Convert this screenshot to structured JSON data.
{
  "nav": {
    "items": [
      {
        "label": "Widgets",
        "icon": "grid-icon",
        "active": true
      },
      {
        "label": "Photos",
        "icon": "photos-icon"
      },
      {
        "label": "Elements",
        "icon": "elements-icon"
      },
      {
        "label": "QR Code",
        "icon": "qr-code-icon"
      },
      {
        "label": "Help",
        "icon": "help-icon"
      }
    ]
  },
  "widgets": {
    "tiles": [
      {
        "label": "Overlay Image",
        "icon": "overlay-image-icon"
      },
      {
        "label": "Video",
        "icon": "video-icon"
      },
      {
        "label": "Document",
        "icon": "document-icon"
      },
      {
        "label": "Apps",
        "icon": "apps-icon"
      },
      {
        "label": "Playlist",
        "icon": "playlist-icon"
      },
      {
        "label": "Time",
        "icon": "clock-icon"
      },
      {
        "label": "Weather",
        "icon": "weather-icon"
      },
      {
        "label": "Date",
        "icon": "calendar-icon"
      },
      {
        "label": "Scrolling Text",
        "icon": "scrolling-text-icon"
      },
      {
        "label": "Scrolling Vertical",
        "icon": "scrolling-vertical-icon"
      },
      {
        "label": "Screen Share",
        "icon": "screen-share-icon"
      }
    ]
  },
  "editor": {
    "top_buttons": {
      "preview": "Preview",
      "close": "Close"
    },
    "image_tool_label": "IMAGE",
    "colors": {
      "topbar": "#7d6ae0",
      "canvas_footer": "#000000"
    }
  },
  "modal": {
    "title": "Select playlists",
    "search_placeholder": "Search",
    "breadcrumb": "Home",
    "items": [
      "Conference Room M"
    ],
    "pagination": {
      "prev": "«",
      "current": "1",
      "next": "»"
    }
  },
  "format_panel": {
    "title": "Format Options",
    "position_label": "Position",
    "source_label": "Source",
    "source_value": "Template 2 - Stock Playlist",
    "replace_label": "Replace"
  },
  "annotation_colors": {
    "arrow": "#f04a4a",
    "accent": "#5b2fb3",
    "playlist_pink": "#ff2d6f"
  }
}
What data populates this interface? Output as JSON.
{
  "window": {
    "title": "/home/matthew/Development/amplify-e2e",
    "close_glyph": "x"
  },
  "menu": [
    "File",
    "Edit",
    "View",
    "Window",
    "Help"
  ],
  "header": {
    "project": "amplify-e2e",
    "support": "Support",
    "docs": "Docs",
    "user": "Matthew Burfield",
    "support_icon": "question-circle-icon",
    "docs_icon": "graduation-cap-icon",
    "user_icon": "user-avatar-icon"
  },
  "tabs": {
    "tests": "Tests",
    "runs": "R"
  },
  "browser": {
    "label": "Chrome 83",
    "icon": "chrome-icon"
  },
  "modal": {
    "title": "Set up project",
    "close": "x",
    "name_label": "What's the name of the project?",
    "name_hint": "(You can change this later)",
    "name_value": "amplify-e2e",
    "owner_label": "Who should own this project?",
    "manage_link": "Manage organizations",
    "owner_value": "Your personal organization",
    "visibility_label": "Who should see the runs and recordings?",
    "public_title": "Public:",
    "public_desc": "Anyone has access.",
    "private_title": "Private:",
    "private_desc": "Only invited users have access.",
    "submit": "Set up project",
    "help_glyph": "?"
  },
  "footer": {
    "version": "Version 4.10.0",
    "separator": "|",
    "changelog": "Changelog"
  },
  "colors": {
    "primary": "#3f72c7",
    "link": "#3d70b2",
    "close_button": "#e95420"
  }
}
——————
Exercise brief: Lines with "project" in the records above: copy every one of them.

Solution to this task:
    "project": "amplify-e2e",
    "title": "Set up project",
    "name_label": "What's the name of the project?",
    "owner_label": "Who should own this project?",
    "submit": "Set up project",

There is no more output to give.